▶ [WORK TO COMPLETE] Every record below must come back exactly as given.

START EXTRACTED MATERIAL

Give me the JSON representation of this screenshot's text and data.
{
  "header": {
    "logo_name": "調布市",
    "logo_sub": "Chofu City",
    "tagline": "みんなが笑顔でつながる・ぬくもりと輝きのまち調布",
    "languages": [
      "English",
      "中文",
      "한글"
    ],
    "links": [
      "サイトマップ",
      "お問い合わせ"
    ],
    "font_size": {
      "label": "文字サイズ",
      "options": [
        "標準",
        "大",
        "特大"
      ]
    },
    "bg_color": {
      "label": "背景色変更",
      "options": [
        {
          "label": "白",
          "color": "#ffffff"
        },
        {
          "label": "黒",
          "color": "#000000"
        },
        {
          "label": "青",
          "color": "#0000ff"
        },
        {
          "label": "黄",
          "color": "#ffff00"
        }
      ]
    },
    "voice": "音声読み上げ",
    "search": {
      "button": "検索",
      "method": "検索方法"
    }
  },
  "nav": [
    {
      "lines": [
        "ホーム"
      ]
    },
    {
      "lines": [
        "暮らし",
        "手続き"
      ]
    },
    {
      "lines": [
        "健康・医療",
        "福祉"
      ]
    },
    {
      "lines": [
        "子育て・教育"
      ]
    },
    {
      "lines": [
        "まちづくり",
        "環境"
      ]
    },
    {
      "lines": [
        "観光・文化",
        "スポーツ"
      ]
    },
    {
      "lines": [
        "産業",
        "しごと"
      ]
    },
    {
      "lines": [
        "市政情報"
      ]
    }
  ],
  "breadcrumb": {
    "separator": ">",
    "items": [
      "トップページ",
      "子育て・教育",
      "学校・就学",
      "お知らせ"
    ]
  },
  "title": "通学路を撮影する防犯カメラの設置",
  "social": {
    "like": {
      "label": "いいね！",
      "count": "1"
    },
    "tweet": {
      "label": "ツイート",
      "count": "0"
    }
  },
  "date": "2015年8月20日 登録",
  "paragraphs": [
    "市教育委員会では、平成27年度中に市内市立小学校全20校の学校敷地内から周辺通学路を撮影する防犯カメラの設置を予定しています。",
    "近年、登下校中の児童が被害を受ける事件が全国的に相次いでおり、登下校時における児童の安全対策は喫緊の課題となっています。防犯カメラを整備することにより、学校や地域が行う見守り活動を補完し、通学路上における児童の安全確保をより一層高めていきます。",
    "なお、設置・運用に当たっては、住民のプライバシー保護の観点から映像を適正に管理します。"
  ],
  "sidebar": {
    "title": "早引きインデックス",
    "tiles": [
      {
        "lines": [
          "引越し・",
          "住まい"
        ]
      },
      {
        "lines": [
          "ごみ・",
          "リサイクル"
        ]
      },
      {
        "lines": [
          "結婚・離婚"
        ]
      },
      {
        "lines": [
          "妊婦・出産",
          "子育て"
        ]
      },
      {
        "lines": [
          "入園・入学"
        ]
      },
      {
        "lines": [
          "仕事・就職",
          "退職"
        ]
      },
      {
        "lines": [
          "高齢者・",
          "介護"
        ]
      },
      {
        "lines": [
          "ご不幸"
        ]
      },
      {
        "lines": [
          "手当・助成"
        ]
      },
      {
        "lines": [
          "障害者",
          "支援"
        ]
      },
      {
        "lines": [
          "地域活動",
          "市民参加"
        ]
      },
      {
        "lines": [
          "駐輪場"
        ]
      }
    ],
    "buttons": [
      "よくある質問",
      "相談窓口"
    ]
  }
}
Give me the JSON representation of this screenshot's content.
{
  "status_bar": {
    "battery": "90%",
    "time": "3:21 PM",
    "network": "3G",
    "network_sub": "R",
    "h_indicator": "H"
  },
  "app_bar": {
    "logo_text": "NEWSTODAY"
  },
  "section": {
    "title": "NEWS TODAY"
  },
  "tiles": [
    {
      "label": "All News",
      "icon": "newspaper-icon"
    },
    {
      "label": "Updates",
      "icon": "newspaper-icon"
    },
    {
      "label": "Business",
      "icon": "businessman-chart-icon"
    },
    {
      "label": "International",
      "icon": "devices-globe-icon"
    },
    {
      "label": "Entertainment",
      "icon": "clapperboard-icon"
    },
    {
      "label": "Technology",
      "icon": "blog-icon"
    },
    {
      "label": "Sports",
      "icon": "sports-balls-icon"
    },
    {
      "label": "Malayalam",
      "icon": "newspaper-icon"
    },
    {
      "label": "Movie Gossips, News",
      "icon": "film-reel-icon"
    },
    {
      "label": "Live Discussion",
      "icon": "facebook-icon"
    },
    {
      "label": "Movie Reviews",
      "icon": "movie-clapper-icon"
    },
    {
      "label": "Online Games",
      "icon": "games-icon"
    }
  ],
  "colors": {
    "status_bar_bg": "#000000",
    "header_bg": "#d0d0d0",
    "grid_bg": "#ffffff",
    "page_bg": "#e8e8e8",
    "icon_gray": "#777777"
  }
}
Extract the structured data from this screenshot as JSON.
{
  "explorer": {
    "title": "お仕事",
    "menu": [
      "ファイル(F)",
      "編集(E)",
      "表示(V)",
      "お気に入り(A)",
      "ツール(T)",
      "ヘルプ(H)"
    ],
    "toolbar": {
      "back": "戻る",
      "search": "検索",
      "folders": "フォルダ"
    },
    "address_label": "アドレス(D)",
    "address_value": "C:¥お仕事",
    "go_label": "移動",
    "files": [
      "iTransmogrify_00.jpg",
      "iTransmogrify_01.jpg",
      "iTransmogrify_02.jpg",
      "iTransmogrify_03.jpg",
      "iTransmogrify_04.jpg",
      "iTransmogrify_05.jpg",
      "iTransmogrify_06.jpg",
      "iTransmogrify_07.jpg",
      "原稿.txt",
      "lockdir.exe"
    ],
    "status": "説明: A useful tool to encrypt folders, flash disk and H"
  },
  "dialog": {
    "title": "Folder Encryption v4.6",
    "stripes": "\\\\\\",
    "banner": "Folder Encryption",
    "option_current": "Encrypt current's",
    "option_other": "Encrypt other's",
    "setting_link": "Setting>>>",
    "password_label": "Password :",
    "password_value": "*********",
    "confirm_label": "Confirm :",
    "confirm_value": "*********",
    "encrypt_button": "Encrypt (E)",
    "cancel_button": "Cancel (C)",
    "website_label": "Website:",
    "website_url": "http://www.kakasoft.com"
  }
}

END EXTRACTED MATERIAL

▶ [YOUR RESPONSE]
Give me the JSON representation of this screenshot's text and data.
{
  "header": {
    "logo_name": "調布市",
    "logo_sub": "Chofu City",
    "tagline": "みんなが笑顔でつながる・ぬくもりと輝きのまち調布",
    "languages": [
      "English",
      "中文",
      "한글"
    ],
    "links": [
      "サイトマップ",
      "お問い合わせ"
    ],
    "font_size": {
      "label": "文字サイズ",
      "options": [
        "標準",
        "大",
        "特大"
      ]
    },
    "bg_color": {
      "label": "背景色変更",
      "options": [
        {
          "label": "白",
          "color": "#ffffff"
        },
        {
          "label": "黒",
          "color": "#000000"
        },
        {
          "label": "青",
          "color": "#0000ff"
        },
        {
          "label": "黄",
          "color": "#ffff00"
        }
      ]
    },
    "voice": "音声読み上げ",
    "search": {
      "button": "検索",
      "method": "検索方法"
    }
  },
  "nav": [
    {
      "lines": [
        "ホーム"
      ]
    },
    {
      "lines": [
        "暮らし",
        "手続き"
      ]
    },
    {
      "lines": [
        "健康・医療",
        "福祉"
      ]
    },
    {
      "lines": [
        "子育て・教育"
      ]
    },
    {
      "lines": [
        "まちづくり",
        "環境"
      ]
    },
    {
      "lines": [
        "観光・文化",
        "スポーツ"
      ]
    },
    {
      "lines": [
        "産業",
        "しごと"
      ]
    },
    {
      "lines": [
        "市政情報"
      ]
    }
  ],
  "breadcrumb": {
    "separator": ">",
    "items": [
      "トップページ",
      "子育て・教育",
      "学校・就学",
      "お知らせ"
    ]
  },
  "title": "通学路を撮影する防犯カメラの設置",
  "social": {
    "like": {
      "label": "いいね！",
      "count": "1"
    },
    "tweet": {
      "label": "ツイート",
      "count": "0"
    }
  },
  "date": "2015年8月20日 登録",
  "paragraphs": [
    "市教育委員会では、平成27年度中に市内市立小学校全20校の学校敷地内から周辺通学路を撮影する防犯カメラの設置を予定しています。",
    "近年、登下校中の児童が被害を受ける事件が全国的に相次いでおり、登下校時における児童の安全対策は喫緊の課題となっています。防犯カメラを整備することにより、学校や地域が行う見守り活動を補完し、通学路上における児童の安全確保をより一層高めていきます。",
    "なお、設置・運用に当たっては、住民のプライバシー保護の観点から映像を適正に管理します。"
  ],
  "sidebar": {
    "title": "早引きインデックス",
    "tiles": [
      {
        "lines": [
          "引越し・",
          "住まい"
        ]
      },
      {
        "lines": [
          "ごみ・",
          "リサイクル"
        ]
      },
      {
        "lines": [
          "結婚・離婚"
        ]
      },
      {
        "lines": [
          "妊婦・出産",
          "子育て"
        ]
      },
      {
        "lines": [
          "入園・入学"
        ]
      },
      {
        "lines": [
          "仕事・就職",
          "退職"
        ]
      },
      {
        "lines": [
          "高齢者・",
          "介護"
        ]
      },
      {
        "lines": [
          "ご不幸"
        ]
      },
      {
        "lines": [
          "手当・助成"
        ]
      },
      {
        "lines": [
          "障害者",
          "支援"
        ]
      },
      {
        "lines": [
          "地域活動",
          "市民参加"
        ]
      },
      {
        "lines": [
          "駐輪場"
        ]
      }
    ],
    "buttons": [
      "よくある質問",
      "相談窓口"
    ]
  }
}
Give me the JSON representation of this screenshot's content.
{
  "status_bar": {
    "battery": "90%",
    "time": "3:21 PM",
    "network": "3G",
    "network_sub": "R",
    "h_indicator": "H"
  },
  "app_bar": {
    "logo_text": "NEWSTODAY"
  },
  "section": {
    "title": "NEWS TODAY"
  },
  "tiles": [
    {
      "label": "All News",
      "icon": "newspaper-icon"
    },
    {
      "label": "Updates",
      "icon": "newspaper-icon"
    },
    {
      "label": "Business",
      "icon": "businessman-chart-icon"
    },
    {
      "label": "International",
      "icon": "devices-globe-icon"
    },
    {
      "label": "Entertainment",
      "icon": "clapperboard-icon"
    },
    {
      "label": "Technology",
      "icon": "blog-icon"
    },
    {
      "label": "Sports",
      "icon": "sports-balls-icon"
    },
    {
      "label": "Malayalam",
      "icon": "newspaper-icon"
    },
    {
      "label": "Movie Gossips, News",
      "icon": "film-reel-icon"
    },
    {
      "label": "Live Discussion",
      "icon": "facebook-icon"
    },
    {
      "label": "Movie Reviews",
      "icon": "movie-clapper-icon"
    },
    {
      "label": "Online Games",
      "icon": "games-icon"
    }
  ],
  "colors": {
    "status_bar_bg": "#000000",
    "header_bg": "#d0d0d0",
    "grid_bg": "#ffffff",
    "page_bg": "#e8e8e8",
    "icon_gray": "#777777"
  }
}
Extract the structured data from this screenshot as JSON.
{
  "explorer": {
    "title": "お仕事",
    "menu": [
      "ファイル(F)",
      "編集(E)",
      "表示(V)",
      "お気に入り(A)",
      "ツール(T)",
      "ヘルプ(H)"
    ],
    "toolbar": {
      "back": "戻る",
      "search": "検索",
      "folders": "フォルダ"
    },
    "address_label": "アドレス(D)",
    "address_value": "C:¥お仕事",
    "go_label": "移動",
    "files": [
      "iTransmogrify_00.jpg",
      "iTransmogrify_01.jpg",
      "iTransmogrify_02.jpg",
      "iTransmogrify_03.jpg",
      "iTransmogrify_04.jpg",
      "iTransmogrify_05.jpg",
      "iTransmogrify_06.jpg",
      "iTransmogrify_07.jpg",
      "原稿.txt",
      "lockdir.exe"
    ],
    "status": "説明: A useful tool to encrypt folders, flash disk and H"
  },
  "dialog": {
    "title": "Folder Encryption v4.6",
    "stripes": "\\\\\\",
    "banner": "Folder Encryption",
    "option_current": "Encrypt current's",
    "option_other": "Encrypt other's",
    "setting_link": "Setting>>>",
    "password_label": "Password :",
    "password_value": "*********",
    "confirm_label": "Confirm :",
    "confirm_value": "*********",
    "encrypt_button": "Encrypt (E)",
    "cancel_button": "Cancel (C)",
    "website_label": "Website:",
    "website_url": "http://www.kakasoft.com"
  }
}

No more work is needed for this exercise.